When she refused to eat, she was force fed so violently they did permanent gastric damage that would cause pain for the rest of her life. She had to be carried from prison straight to the hospital.
Know what her crime was? She wanted to vote.
Think about that if you stay home on election day.
And they won that first fight. Women got the vote in 1920. But while she was fighting for the right to vote, she was also getting a law degree. Because voting wasn’t enough. She wanted the constitution to say women are equal.
She wrote the proposed amendement herself.
All she wanted was for the constitution to say men and women are equal.
She presented it 100 years ago. In 1923.
They said no.
Today, the answer is still no.
We need to stop lying to our daughters
Today, “feminism” is a bad word. According to Pew Research, most people believe equality is important, even if they don’t “identify” as feminists.
According to Ipsos, less than 1/3 of women identify as a feminist. 41% of Americans said there’s “no difference” between genders and 6% said that women actually have an “easier” time than men.
Here’s what “no difference” between the genders looks like. #sarcasm
Every two minutes, a woman is raped in America.
Domestic violence costs 37 billion per year just in law enforcement.
Only 29% of American households exist on a man’s salary alone, but women still don’t get equal pay even though most households need their income.
Only 7% of CEOs are women
1 in 3 managers or supervisors is a woman
Only 27% of congress are women
Gender inequality plagues the healthcare industry
Women are 47% more likely to suffer severe injury in car crashes because safety features are designed for men’s bodies.
33,000 girls under 18 become child brides every day.
Women still do most of the housework and childcare
Not a single country in the world has achieved gender equality.
We live in a world where girls are made to adhere to a dress code in school so they don’t “tempt” the boys.
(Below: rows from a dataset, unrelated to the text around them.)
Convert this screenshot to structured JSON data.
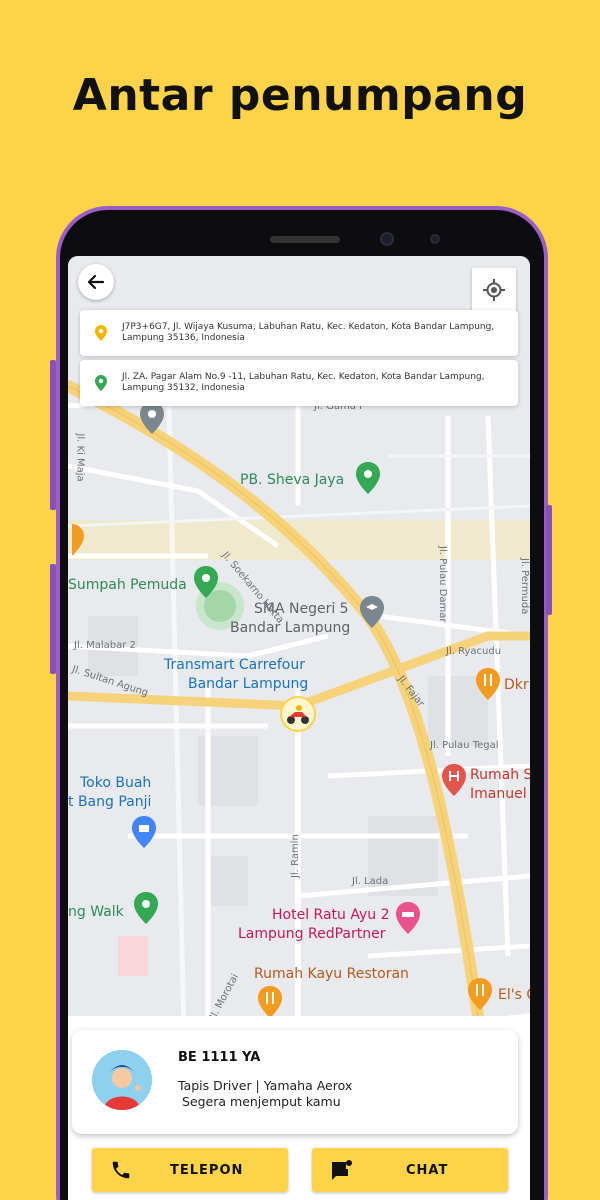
{
  "headline": "Antar penumpang",
  "addresses": {
    "pickup": "J7P3+6G7, Jl. Wijaya Kusuma, Labuhan Ratu, Kec. Kedaton, Kota Bandar Lampung, Lampung 35136, Indonesia",
    "destination": "Jl. ZA. Pagar Alam No.9 -11, Labuhan Ratu, Kec. Kedaton, Kota Bandar Lampung, Lampung 35132, Indonesia"
  },
  "map": {
    "pois": {
      "sheva": "PB. Sheva Jaya",
      "sumpah": "Sumpah Pemuda",
      "sma1": "SMA Negeri 5",
      "sma2": "Bandar Lampung",
      "transmart1": "Transmart Carrefour",
      "transmart2": "Bandar Lampung",
      "tokobuah1": "Toko Buah",
      "tokobuah2": "t Bang Panji",
      "walk": "ng Walk",
      "hotel1": "Hotel Ratu Ayu 2",
      "hotel2": "Lampung RedPartner",
      "kayu": "Rumah Kayu Restoran",
      "rumahs1": "Rumah S",
      "rumahs2": "Imanuel",
      "dkr": "Dkr",
      "els": "El's C"
    },
    "streets": {
      "gama": "Jl. Gama I",
      "kimaja": "Jl. Ki Maja",
      "soekarno": "Jl. Soekarno Hatta",
      "pulaudamar": "Jl. Pulau Damar",
      "pemuda": "Jl. Permuda",
      "malabar": "Jl. Malabar 2",
      "sultan": "Jl. Sultan Agung",
      "ryacudu": "Jl. Ryacudu",
      "fajar": "Jl. Fajar",
      "pulautegal": "Jl. Pulau Tegal",
      "ramin": "Jl. Ramin",
      "lada": "Jl. Lada",
      "morotai": "Jl. Morotai"
    }
  },
  "driver": {
    "plate": "BE 1111 YA",
    "info": "Tapis Driver | Yamaha Aerox",
    "status": "Segera menjemput kamu"
  },
  "actions": {
    "call_label": "TELEPON",
    "chat_label": "CHAT"
  },
  "colors": {
    "background": "#FDD34A",
    "accent": "#FDD34A",
    "phone_frame": "#9a5fc7",
    "main_road": "#f6d37a"
  },
  "icons": [
    "back-arrow-icon",
    "my-location-icon",
    "pickup-pin-icon",
    "destination-pin-icon",
    "phone-icon",
    "chat-icon"
  ]
}
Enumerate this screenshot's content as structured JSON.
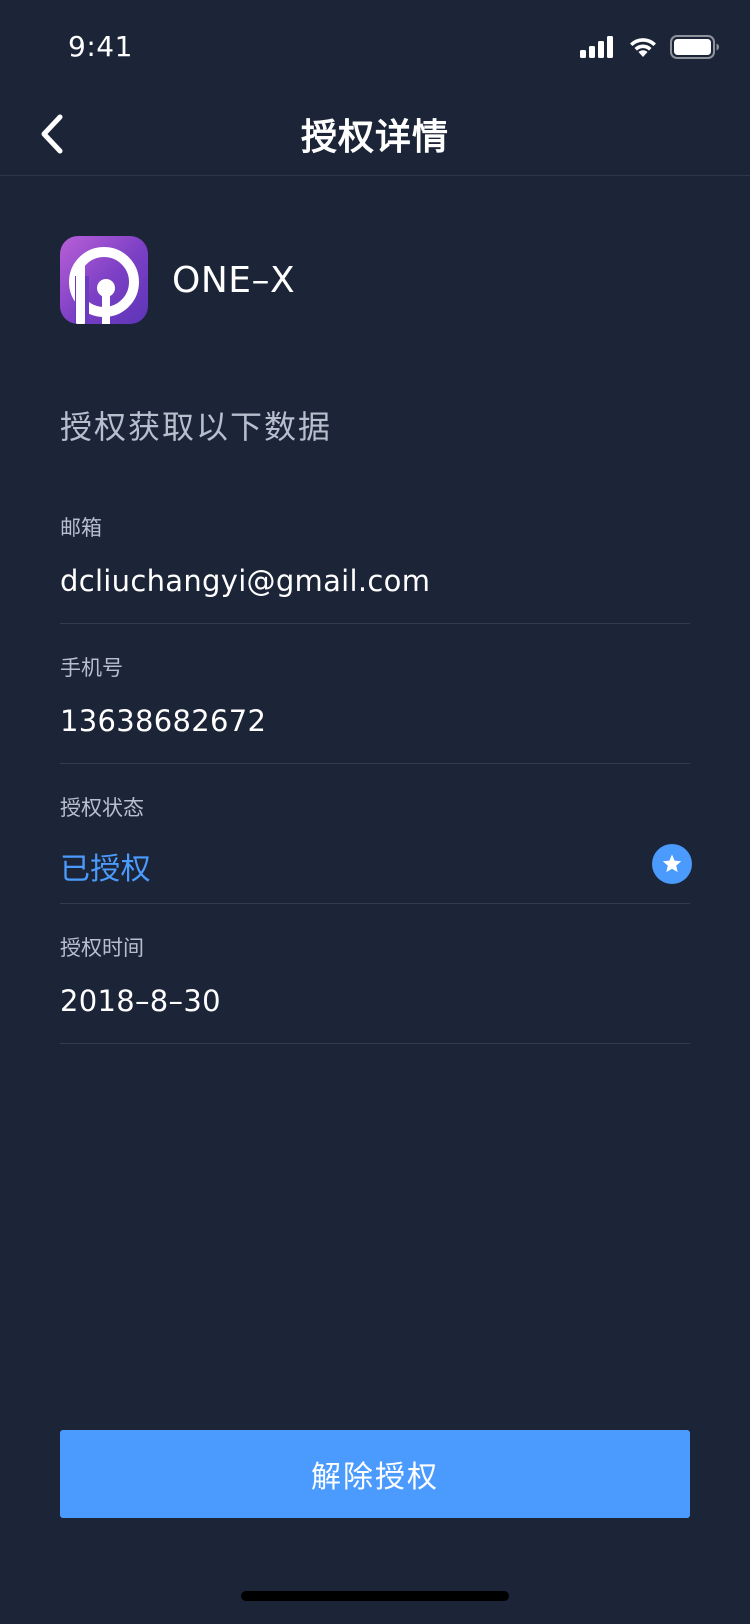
{
  "status_bar": {
    "time": "9:41",
    "icons": [
      "signal-icon",
      "wifi-icon",
      "battery-icon"
    ]
  },
  "nav": {
    "title": "授权详情",
    "back_icon": "chevron-left-icon"
  },
  "app": {
    "name": "ONE–X",
    "icon": "app-logo-icon"
  },
  "section_title": "授权获取以下数据",
  "fields": [
    {
      "label": "邮箱",
      "value": "dcliuchangyi@gmail.com"
    },
    {
      "label": "手机号",
      "value": "13638682672"
    },
    {
      "label": "授权状态",
      "value": "已授权",
      "status_icon": "star-badge-icon"
    },
    {
      "label": "授权时间",
      "value": "2018–8–30"
    }
  ],
  "revoke_button": {
    "label": "解除授权"
  },
  "colors": {
    "background": "#1c2437",
    "accent": "#4b9bff",
    "label": "#b7bfce",
    "divider": "#323b50"
  }
}
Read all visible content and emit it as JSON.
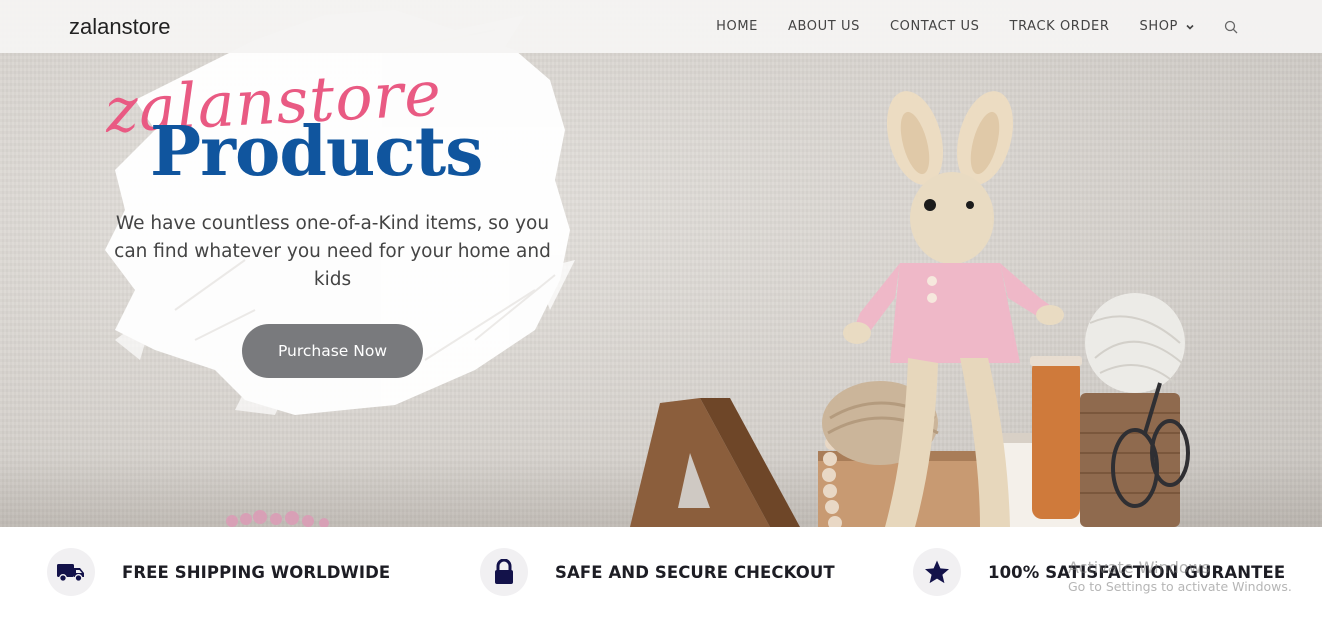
{
  "header": {
    "logo": "zalanstore",
    "nav": [
      {
        "label": "HOME"
      },
      {
        "label": "ABOUT US"
      },
      {
        "label": "CONTACT US"
      },
      {
        "label": "TRACK ORDER"
      },
      {
        "label": "SHOP"
      }
    ],
    "search_icon": "search-icon"
  },
  "hero": {
    "script_title": "zalanstore",
    "title": "Products",
    "description": "We have countless one-of-a-Kind items, so you can find whatever you need for your home and kids",
    "cta_label": "Purchase Now"
  },
  "features": [
    {
      "icon": "truck-icon",
      "label": "FREE SHIPPING WORLDWIDE"
    },
    {
      "icon": "lock-icon",
      "label": "SAFE AND SECURE CHECKOUT"
    },
    {
      "icon": "star-icon",
      "label": "100% SATISFACTION GURANTEE"
    }
  ],
  "watermark": {
    "title": "Activate Windows",
    "subtitle": "Go to Settings to activate Windows."
  },
  "colors": {
    "script": "#e95a83",
    "title": "#10559e",
    "cta": "#797a7d",
    "icon": "#13124a"
  }
}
As young women entering the work force, they’ll get paid less than men doing the same job and that’s according to the US Census Bureau.
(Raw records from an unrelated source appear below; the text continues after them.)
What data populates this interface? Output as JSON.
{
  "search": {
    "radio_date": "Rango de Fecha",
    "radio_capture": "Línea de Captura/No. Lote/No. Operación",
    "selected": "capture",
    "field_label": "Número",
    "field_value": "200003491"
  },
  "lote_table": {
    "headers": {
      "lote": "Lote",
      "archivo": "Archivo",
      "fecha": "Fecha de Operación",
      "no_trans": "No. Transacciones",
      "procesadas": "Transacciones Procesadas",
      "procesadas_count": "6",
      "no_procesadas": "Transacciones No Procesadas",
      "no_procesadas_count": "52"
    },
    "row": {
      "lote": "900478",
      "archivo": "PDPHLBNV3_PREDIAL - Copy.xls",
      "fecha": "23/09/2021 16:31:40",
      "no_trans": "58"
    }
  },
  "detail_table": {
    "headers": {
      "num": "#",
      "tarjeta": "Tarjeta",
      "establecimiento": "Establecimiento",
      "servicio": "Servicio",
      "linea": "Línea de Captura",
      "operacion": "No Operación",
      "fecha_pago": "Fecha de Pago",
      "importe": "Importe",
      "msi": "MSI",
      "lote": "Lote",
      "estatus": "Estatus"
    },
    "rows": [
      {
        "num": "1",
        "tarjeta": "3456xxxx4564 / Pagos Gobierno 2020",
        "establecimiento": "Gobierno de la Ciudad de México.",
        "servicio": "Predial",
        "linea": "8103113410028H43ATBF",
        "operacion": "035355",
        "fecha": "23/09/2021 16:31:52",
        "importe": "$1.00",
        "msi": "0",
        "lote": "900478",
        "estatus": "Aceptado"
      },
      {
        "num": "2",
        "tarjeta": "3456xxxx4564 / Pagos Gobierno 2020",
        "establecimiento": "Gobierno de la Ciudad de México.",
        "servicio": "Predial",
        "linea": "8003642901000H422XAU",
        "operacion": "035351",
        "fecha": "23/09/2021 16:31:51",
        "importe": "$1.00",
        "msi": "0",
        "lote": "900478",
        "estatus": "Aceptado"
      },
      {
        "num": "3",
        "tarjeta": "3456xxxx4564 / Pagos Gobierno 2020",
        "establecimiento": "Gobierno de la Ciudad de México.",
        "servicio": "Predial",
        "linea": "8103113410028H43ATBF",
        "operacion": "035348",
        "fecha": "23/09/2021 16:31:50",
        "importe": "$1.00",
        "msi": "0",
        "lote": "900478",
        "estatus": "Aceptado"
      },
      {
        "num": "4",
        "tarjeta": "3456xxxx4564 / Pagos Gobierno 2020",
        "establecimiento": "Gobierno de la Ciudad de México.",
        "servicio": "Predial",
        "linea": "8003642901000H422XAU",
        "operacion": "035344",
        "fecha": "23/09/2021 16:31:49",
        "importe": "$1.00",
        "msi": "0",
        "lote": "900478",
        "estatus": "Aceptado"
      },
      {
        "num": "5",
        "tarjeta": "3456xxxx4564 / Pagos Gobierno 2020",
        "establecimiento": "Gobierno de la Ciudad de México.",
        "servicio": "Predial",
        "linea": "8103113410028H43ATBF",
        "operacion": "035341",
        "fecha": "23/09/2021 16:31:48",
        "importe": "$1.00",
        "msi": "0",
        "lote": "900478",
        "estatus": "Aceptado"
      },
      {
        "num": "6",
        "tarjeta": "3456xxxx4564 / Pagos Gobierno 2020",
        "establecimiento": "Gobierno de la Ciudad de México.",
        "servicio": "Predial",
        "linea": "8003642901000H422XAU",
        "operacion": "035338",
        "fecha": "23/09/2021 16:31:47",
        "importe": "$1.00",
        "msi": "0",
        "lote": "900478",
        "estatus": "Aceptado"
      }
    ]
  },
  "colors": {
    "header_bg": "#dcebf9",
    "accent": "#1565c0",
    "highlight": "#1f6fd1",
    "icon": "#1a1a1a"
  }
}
They’ll learn not to leave a drink on the table, they’ll learn to walk through parking lots with their keys laced between their fingers and they’ll learn to text someone when they’re home safe.
They’ll learn not to go out alone after dark, lock the car door instantly, and to be careful how they reject men because women have been shot for saying no.
And heaven forbid, if they get raped, instead of being consoled, they’ll be asked what they were wearing and why were they there.
I don’t know what kind of wild imagination a person must have to think any of that constitutes gender equality.
March is Women’s History Month and I’d like to tell Alice Paul to rest in peace…
When Alice Paul was 63 years old, she began to realize that maybe her amendment wasn’t going to happen in her lifetime. So she rolled up her sleeves and got it added to the United Nations 1948 Universal Declaration of Human Rights.
At 79 years of age, she got it added to Civil Rights Act of 1964.
She spent her entire life fighting for equality. Right until she died at 92. She was tireless. To this day, people leave notes at her tombstone to thank her for her lifelong work on behalf of women’s rights.
In the time it took you to read this, 4 women have been raped and one has been murdered. Their perpetrators will walk free. 75% will not be reported and of the few who are reported, half a percent will face repercussion.
This year—2023—marks 100 years since Alice Paul proposed that amendment.
I’d like to tell her to rest in peace.
But I don’t imagine she does.
“If the women of the world had not been excluded from world affairs,
things today might have been different.” — Alice Paul, 1885-1977
This is going to sound strange, but I think some women shy away from the term feminist because they associate it with abortion rights and lesbians. They may be pro-choice and pro LBGQT+ rights but they don’t want people to make assumptions about them by saying, “I’m a feminist.” Just a theory.
Excellent piece! It is chilling seeing all the stats placed together in such a short amount of space. The realities of the US are getting more and more unbelievable.